On the smaller Talking Heads stage, John Francis Flynn introduces Irish folk in its purest form. Playing his double flute, he hypnotises the audience. Sedative pastoral scenes with grazing sheep at the back of the stage seem to illustrate the minimalist folk soundscape.
With its country and folk background, the Festival provides a fitting venue for like-minded artists. The legend of traditional English music, Shirley Collins, performs with the Lodestar band at the Garden stage. Sitting amidst her fellow musicians and cooling herself with a fan, the singer has the grace of a royal. She keeps calm and carries on with gentle smiles and jokes to encourage her band when the soundcheck goes longer than expected. Once everything is sorted, they start with May Carol. Its cascading melody flows as if it were a rivulet, changing course to a darker instrumental part and then going back to the initial verse-chorus structure. The subtle string arrangement and velvety alto vocals of Collins invoke spirits of the land. The true meaning of folk music – magic in action.

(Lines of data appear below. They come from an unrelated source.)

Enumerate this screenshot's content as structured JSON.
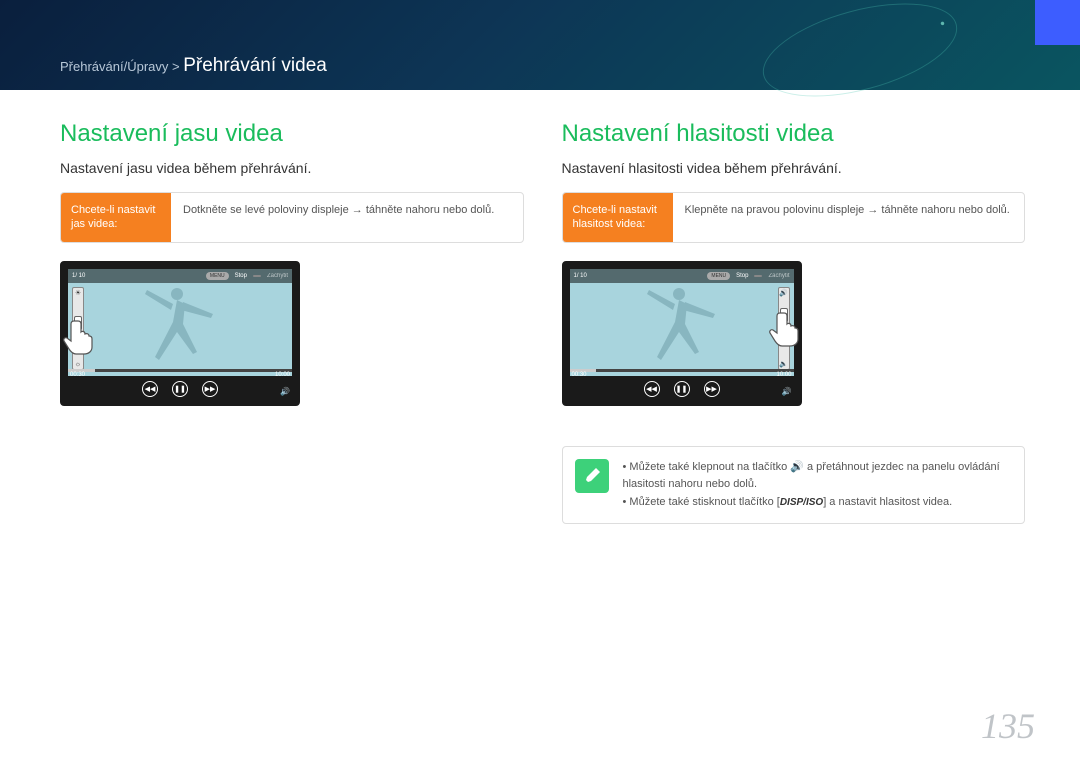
{
  "header": {
    "breadcrumb_parent": "Přehrávání/Úpravy > ",
    "breadcrumb_current": "Přehrávání videa"
  },
  "left": {
    "title": "Nastavení jasu videa",
    "subtitle": "Nastavení jasu videa během přehrávání.",
    "instr_label": "Chcete-li nastavit jas videa:",
    "instr_text": "Dotkněte se levé poloviny displeje → táhněte nahoru nebo dolů.",
    "device": {
      "counter": "1/ 10",
      "menu_btn": "MENU",
      "stop_label": "Stop",
      "capture_label": "Zachytit",
      "time_start": "00:30",
      "time_end": "10:00"
    }
  },
  "right": {
    "title": "Nastavení hlasitosti videa",
    "subtitle": "Nastavení hlasitosti videa během přehrávání.",
    "instr_label": "Chcete-li nastavit hlasitost videa:",
    "instr_text": "Klepněte na pravou polovinu displeje → táhněte nahoru nebo dolů.",
    "device": {
      "counter": "1/ 10",
      "menu_btn": "MENU",
      "stop_label": "Stop",
      "capture_label": "Zachytit",
      "time_start": "00:30",
      "time_end": "10:00"
    },
    "tips": {
      "line1_pre": "Můžete také klepnout na tlačítko ",
      "line1_post": " a přetáhnout jezdec na panelu ovládání hlasitosti nahoru nebo dolů.",
      "line2_pre": "Můžete také stisknout tlačítko [",
      "disp_label": "DISP/ISO",
      "line2_post": "] a nastavit hlasitost videa."
    }
  },
  "page_number": "135"
}
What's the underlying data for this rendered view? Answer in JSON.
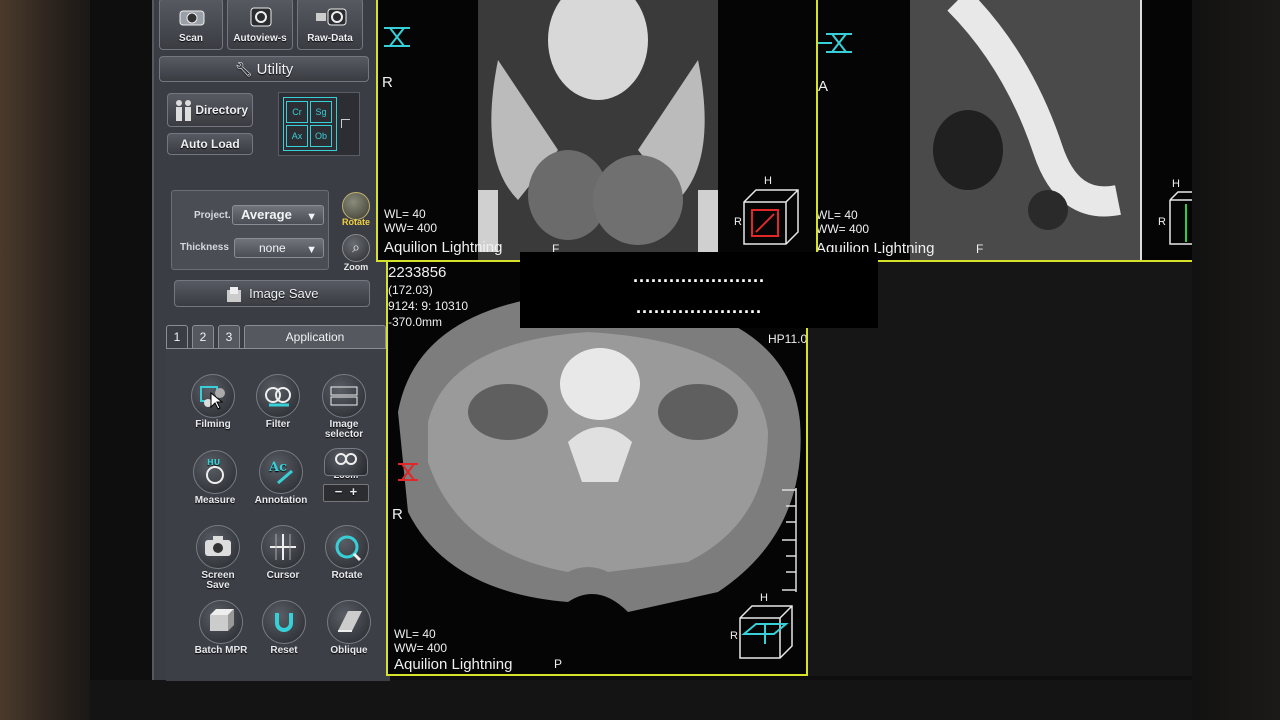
{
  "toolbar_top": {
    "scan": "Scan",
    "autoview": "Autoview-s",
    "rawdata": "Raw-Data"
  },
  "utility": {
    "label": "Utility"
  },
  "directory": {
    "label": "Directory",
    "autoload": "Auto Load"
  },
  "orientations": [
    "Cr",
    "Sg",
    "Ax",
    "Ob"
  ],
  "projection": {
    "label": "Project.",
    "value": "Average",
    "thickness_label": "Thickness",
    "thickness_value": "none",
    "rotate": "Rotate",
    "zoom": "Zoom"
  },
  "image_save": "Image Save",
  "tabs": [
    "1",
    "2",
    "3",
    "Application"
  ],
  "tools": [
    {
      "label": "Filming",
      "icon": "filming-icon"
    },
    {
      "label": "Filter",
      "icon": "filter-icon"
    },
    {
      "label": "Image selector",
      "icon": "image-selector-icon"
    },
    {
      "label": "Measure",
      "icon": "measure-icon"
    },
    {
      "label": "Annotation",
      "icon": "annotation-icon"
    },
    {
      "label": "Zoom",
      "icon": "zoom-icon"
    },
    {
      "label": "Screen Save",
      "icon": "camera-icon"
    },
    {
      "label": "Cursor",
      "icon": "cursor-icon"
    },
    {
      "label": "Rotate",
      "icon": "rotate-icon"
    },
    {
      "label": "Batch MPR",
      "icon": "batch-mpr-icon"
    },
    {
      "label": "Reset",
      "icon": "reset-icon"
    },
    {
      "label": "Oblique",
      "icon": "oblique-icon"
    }
  ],
  "zoom_ctrl": {
    "minus": "−",
    "plus": "+",
    "label": "Zoom"
  },
  "viewports": {
    "coronal": {
      "side": "R",
      "wl": "WL= 40",
      "ww": "WW= 400",
      "scanner": "Aquilion Lightning",
      "bottom": "F",
      "cube_top": "H",
      "cube_left": "R"
    },
    "sagittal": {
      "side": "A",
      "wl": "WL= 40",
      "ww": "WW= 400",
      "scanner": "Aquilion Lightning",
      "bottom": "F",
      "cube_top": "H",
      "cube_left": "R"
    },
    "axial": {
      "id": "2233856",
      "l2": "(172.03)",
      "l3": "9124: 9: 10310",
      "l4": "-370.0mm",
      "filter": "HP11.0",
      "side": "R",
      "wl": "WL= 40",
      "ww": "WW= 400",
      "scanner": "Aquilion Lightning",
      "bottom": "P",
      "cube_top": "H",
      "cube_left": "R"
    }
  },
  "redaction": {
    "line1": "......................",
    "line2": "....................."
  },
  "colors": {
    "viewport_border": "#d8e12a",
    "accent": "#38d0d8",
    "panel": "#3b3d44"
  }
}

In a similar vein, Jonny Greenwood, Kat Tinker and 12 Ensemble spin the thread of music, seemingly possessing supernatural qualities. Three Miniatures From Water is occasionally interspersed with oriental ringing sounds of tanpura and dripping-water-like piano. A master of ethereal soundscapes, Greenwood also co-curated the film programme at the Festival. One of the films featured on his list is Midsommar, a hugely overwhelming folk horror with a sinister yet brilliant soundtrack by The Haxan Cloud. “This film got under my skin narratively as well as musically – it is a perfect film to see in the woods late at night”, comments Jonny in liner notes. Well, he’s got a point.

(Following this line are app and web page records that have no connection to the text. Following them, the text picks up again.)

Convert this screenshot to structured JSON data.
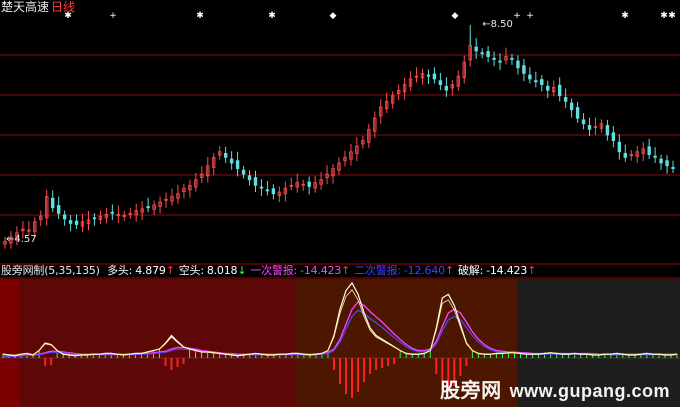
{
  "header": {
    "stock_name": "楚天高速",
    "period": "日线"
  },
  "indicator": {
    "name": "股旁网制",
    "params": "(5,35,135)",
    "items": [
      {
        "label": "多头:",
        "value": "4.879",
        "arrow": "↑",
        "color": "#ffffff",
        "value_color": "#ffffff",
        "arrow_color": "#ff3b3b"
      },
      {
        "label": "空头:",
        "value": "8.018",
        "arrow": "↓",
        "color": "#ffffff",
        "value_color": "#ffffff",
        "arrow_color": "#3bff3b"
      },
      {
        "label": "一次警报:",
        "value": "-14.423",
        "arrow": "↑",
        "color": "#ff44ff",
        "value_color": "#ff44ff",
        "arrow_color": "#ff3b3b"
      },
      {
        "label": "二次警报:",
        "value": "-12.640",
        "arrow": "↑",
        "color": "#4040ff",
        "value_color": "#4040ff",
        "arrow_color": "#ff3b3b"
      },
      {
        "label": "破解:",
        "value": "-14.423",
        "arrow": "↑",
        "color": "#ffffff",
        "value_color": "#ffffff",
        "arrow_color": "#ff3b3b"
      }
    ]
  },
  "watermark": {
    "cn": "股旁网",
    "url": "www.gupang.com"
  },
  "colors": {
    "up": "#ff4d4d",
    "down": "#5fe0e0",
    "grid": "#8a1010",
    "zone_dark": "#7a0000",
    "zone_red": "#5e0707",
    "zone_brown": "#4d1600",
    "zone_gray": "#1e1e1e"
  },
  "chart_data": {
    "type": "candlestick",
    "price_range": [
      4.57,
      8.5
    ],
    "high_label": "8.50",
    "low_label": "4.57",
    "closes": [
      4.6,
      4.68,
      4.75,
      4.82,
      4.8,
      4.95,
      5.05,
      5.4,
      5.2,
      5.1,
      5.0,
      4.92,
      4.9,
      4.95,
      4.98,
      5.02,
      5.05,
      5.08,
      5.1,
      5.08,
      5.06,
      5.1,
      5.15,
      5.18,
      5.2,
      5.25,
      5.3,
      5.35,
      5.4,
      5.45,
      5.55,
      5.6,
      5.7,
      5.8,
      5.95,
      6.1,
      6.2,
      6.1,
      6.0,
      5.9,
      5.8,
      5.7,
      5.6,
      5.55,
      5.5,
      5.45,
      5.48,
      5.55,
      5.6,
      5.65,
      5.62,
      5.58,
      5.65,
      5.7,
      5.8,
      5.9,
      6.0,
      6.1,
      6.2,
      6.3,
      6.4,
      6.6,
      6.8,
      7.0,
      7.1,
      7.2,
      7.3,
      7.4,
      7.5,
      7.55,
      7.6,
      7.55,
      7.5,
      7.4,
      7.3,
      7.4,
      7.55,
      7.8,
      8.1,
      8.0,
      7.95,
      7.9,
      7.85,
      7.8,
      7.9,
      7.85,
      7.7,
      7.6,
      7.5,
      7.45,
      7.4,
      7.3,
      7.35,
      7.2,
      7.1,
      6.95,
      6.8,
      6.7,
      6.6,
      6.65,
      6.7,
      6.5,
      6.4,
      6.2,
      6.1,
      6.15,
      6.2,
      6.25,
      6.15,
      6.1,
      6.0,
      5.95,
      5.9
    ],
    "indicator_lines": {
      "white": [
        0.05,
        0.04,
        0.03,
        0.05,
        0.06,
        0.04,
        0.1,
        0.2,
        0.18,
        0.1,
        0.05,
        0.04,
        0.03,
        0.04,
        0.04,
        0.05,
        0.05,
        0.06,
        0.06,
        0.05,
        0.04,
        0.05,
        0.06,
        0.06,
        0.08,
        0.1,
        0.12,
        0.2,
        0.3,
        0.22,
        0.15,
        0.12,
        0.1,
        0.08,
        0.08,
        0.07,
        0.06,
        0.05,
        0.04,
        0.03,
        0.04,
        0.05,
        0.06,
        0.05,
        0.04,
        0.04,
        0.05,
        0.05,
        0.06,
        0.06,
        0.05,
        0.04,
        0.05,
        0.06,
        0.1,
        0.3,
        0.65,
        0.9,
        1.0,
        0.85,
        0.6,
        0.4,
        0.3,
        0.25,
        0.2,
        0.15,
        0.1,
        0.06,
        0.05,
        0.05,
        0.06,
        0.1,
        0.4,
        0.8,
        0.85,
        0.7,
        0.45,
        0.2,
        0.1,
        0.06,
        0.05,
        0.05,
        0.06,
        0.06,
        0.07,
        0.07,
        0.06,
        0.05,
        0.05,
        0.05,
        0.06,
        0.07,
        0.06,
        0.05,
        0.05,
        0.06,
        0.05,
        0.05,
        0.04,
        0.04,
        0.05,
        0.05,
        0.06,
        0.05,
        0.04,
        0.04,
        0.05,
        0.06,
        0.05,
        0.05,
        0.04,
        0.04,
        0.05
      ],
      "magenta": [
        0.02,
        0.02,
        0.03,
        0.03,
        0.04,
        0.04,
        0.05,
        0.07,
        0.09,
        0.09,
        0.08,
        0.07,
        0.06,
        0.05,
        0.05,
        0.05,
        0.05,
        0.05,
        0.05,
        0.05,
        0.05,
        0.05,
        0.05,
        0.06,
        0.06,
        0.07,
        0.08,
        0.09,
        0.12,
        0.14,
        0.14,
        0.13,
        0.12,
        0.1,
        0.09,
        0.08,
        0.07,
        0.06,
        0.06,
        0.05,
        0.05,
        0.05,
        0.05,
        0.05,
        0.05,
        0.05,
        0.05,
        0.05,
        0.05,
        0.05,
        0.05,
        0.05,
        0.05,
        0.06,
        0.07,
        0.12,
        0.25,
        0.45,
        0.65,
        0.75,
        0.7,
        0.62,
        0.55,
        0.48,
        0.4,
        0.32,
        0.25,
        0.18,
        0.13,
        0.1,
        0.1,
        0.12,
        0.22,
        0.42,
        0.6,
        0.65,
        0.6,
        0.48,
        0.35,
        0.25,
        0.18,
        0.13,
        0.1,
        0.09,
        0.08,
        0.08,
        0.07,
        0.07,
        0.06,
        0.06,
        0.06,
        0.06,
        0.06,
        0.06,
        0.06,
        0.06,
        0.06,
        0.06,
        0.06,
        0.05,
        0.05,
        0.05,
        0.05,
        0.05,
        0.05,
        0.05,
        0.05,
        0.05,
        0.05,
        0.05,
        0.05,
        0.05,
        0.05
      ]
    }
  }
}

Playing at Big Top, Mancunians W.H.Lung create a different kind of tension. With pulsating arpeggios and frenetic rhythmic patterns of their new track Pearl In The Palm, they elicit dance movements from the drowsiest spectators. By the end of the set, one might wonder whether the circus tent is about to explode.
End Of The Road seems to aim at a wider target group by presenting acts of a different calibre. Uniting artists of various scales, from Damon Albarn and recent Mercury winner Arlo Parks to stylists like Jane Weaver and Field Music, the Festival offers an unbeatable line-up. Predominantly British, it displays the great potential of the local music scene. At a time when international tours are suspended due to Brexit or COVID, this event looks and feels reassuring.
All words by Irina Shtreis. More writing by Irina can be found in her author’s archive.